§ **Dataset entries**:

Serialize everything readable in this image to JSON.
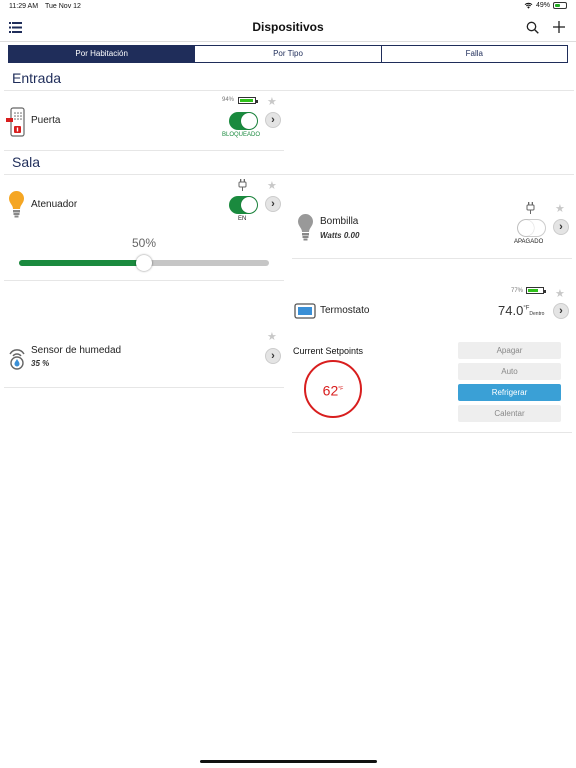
{
  "status_bar": {
    "time": "11:29 AM",
    "date": "Tue Nov 12",
    "battery": "49%"
  },
  "nav": {
    "title": "Dispositivos"
  },
  "tabs": [
    {
      "label": "Por Habitación",
      "active": true
    },
    {
      "label": "Por Tipo",
      "active": false
    },
    {
      "label": "Falla",
      "active": false
    }
  ],
  "sections": {
    "entrada": {
      "title": "Entrada",
      "door": {
        "name": "Puerta",
        "battery": "94%",
        "battery_level": 0.94,
        "state": "BLOQUEADO",
        "on": true
      }
    },
    "sala": {
      "title": "Sala",
      "dimmer": {
        "name": "Atenuador",
        "state": "EN",
        "on": true,
        "level_label": "50%",
        "level": 0.5
      },
      "bulb": {
        "name": "Bombilla",
        "watts": "Watts 0.00",
        "state": "APAGADO",
        "on": false
      },
      "humidity": {
        "name": "Sensor de humedad",
        "value": "35 %"
      },
      "thermostat": {
        "name": "Termostato",
        "battery": "77%",
        "battery_level": 0.77,
        "temp": "74.0",
        "temp_unit": "°F",
        "temp_location": "Dentro",
        "setpoints_label": "Current Setpoints",
        "setpoint": "62",
        "setpoint_unit": "°F",
        "modes": [
          {
            "label": "Apagar",
            "active": false
          },
          {
            "label": "Auto",
            "active": false
          },
          {
            "label": "Refrigerar",
            "active": true
          },
          {
            "label": "Calentar",
            "active": false
          }
        ]
      }
    }
  },
  "colors": {
    "accent": "#1f2d5a",
    "on": "#1a8a3e",
    "active_mode": "#3aa0d6",
    "setpoint_ring": "#d81e1e"
  }
}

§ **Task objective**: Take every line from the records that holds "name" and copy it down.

§ **Response area**:
        "name": "Puerta",
        "name": "Atenuador",
        "name": "Bombilla",
        "name": "Sensor de humedad",
        "name": "Termostato",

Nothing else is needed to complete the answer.